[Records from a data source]
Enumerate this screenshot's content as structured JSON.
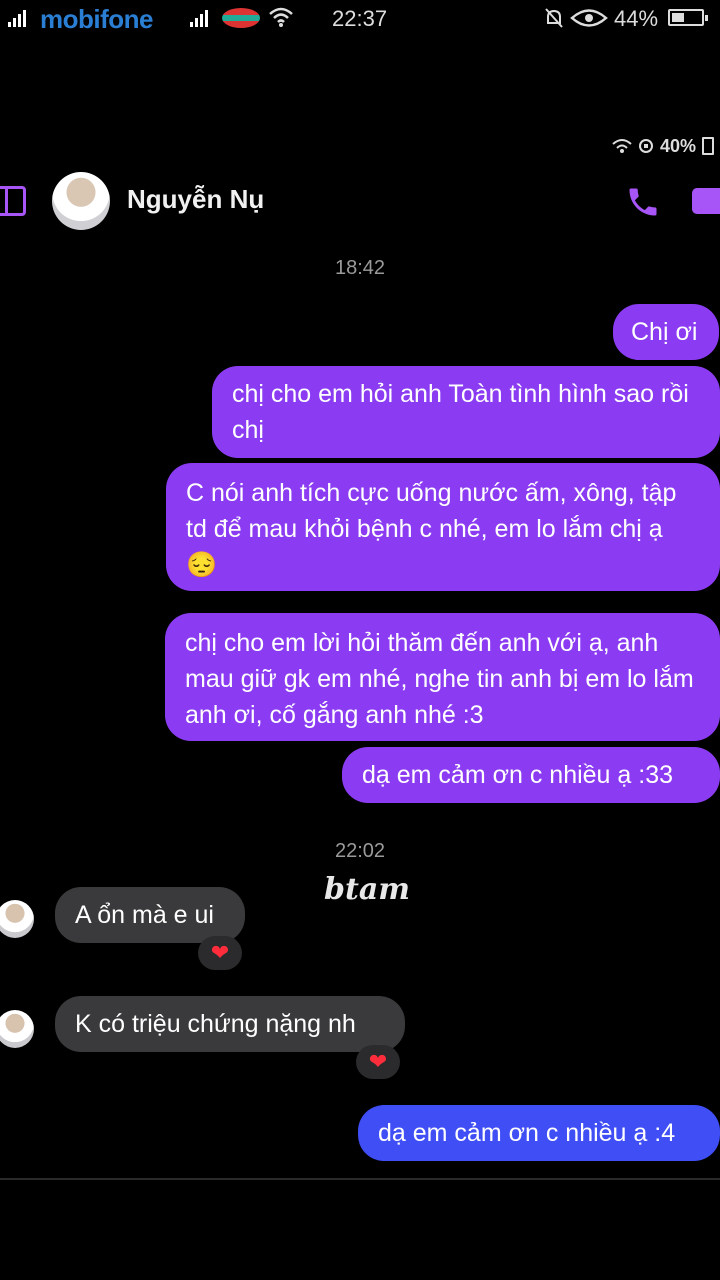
{
  "status_bar": {
    "carrier": "mobifone",
    "time": "22:37",
    "battery": "44%"
  },
  "inner_status": {
    "battery": "40%"
  },
  "header": {
    "contact_name": "Nguyễn Nụ",
    "accent": "#a855f7"
  },
  "timestamps": [
    "18:42",
    "22:02"
  ],
  "sent_messages": [
    "Chị ơi",
    "chị cho em hỏi anh Toàn tình hình sao rồi chị",
    "C nói anh tích cực uống nước ấm, xông, tập td để mau khỏi bệnh c nhé, em lo lắm chị ạ 😔",
    "chị cho em lời hỏi thăm đến anh với ạ, anh mau giữ gk em nhé, nghe tin anh bị em lo lắm anh ơi, cố gắng anh nhé :3",
    "dạ em cảm ơn c nhiều ạ :33",
    "dạ em cảm ơn c nhiều ạ :4"
  ],
  "received_messages": [
    "A ổn mà e ui",
    "K có triệu chứng nặng nh"
  ],
  "reactions": [
    "❤",
    "❤"
  ],
  "watermark": "btam",
  "colors": {
    "sent_bubble": "#8b3cf2",
    "last_sent_bubble": "#3f4ef5",
    "received_bubble": "#3a3a3c"
  }
}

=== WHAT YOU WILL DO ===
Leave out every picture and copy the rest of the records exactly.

=== RESPONSE BELOW ===
Enumerate this screenshot's content as structured JSON.
{
  "status_bar": {
    "carrier": "mobifone",
    "time": "22:37",
    "battery": "44%"
  },
  "inner_status": {
    "battery": "40%"
  },
  "header": {
    "contact_name": "Nguyễn Nụ",
    "accent": "#a855f7"
  },
  "timestamps": [
    "18:42",
    "22:02"
  ],
  "sent_messages": [
    "Chị ơi",
    "chị cho em hỏi anh Toàn tình hình sao rồi chị",
    "C nói anh tích cực uống nước ấm, xông, tập td để mau khỏi bệnh c nhé, em lo lắm chị ạ 😔",
    "chị cho em lời hỏi thăm đến anh với ạ, anh mau giữ gk em nhé, nghe tin anh bị em lo lắm anh ơi, cố gắng anh nhé :3",
    "dạ em cảm ơn c nhiều ạ :33",
    "dạ em cảm ơn c nhiều ạ :4"
  ],
  "received_messages": [
    "A ổn mà e ui",
    "K có triệu chứng nặng nh"
  ],
  "reactions": [
    "❤",
    "❤"
  ],
  "watermark": "btam",
  "colors": {
    "sent_bubble": "#8b3cf2",
    "last_sent_bubble": "#3f4ef5",
    "received_bubble": "#3a3a3c"
  }
}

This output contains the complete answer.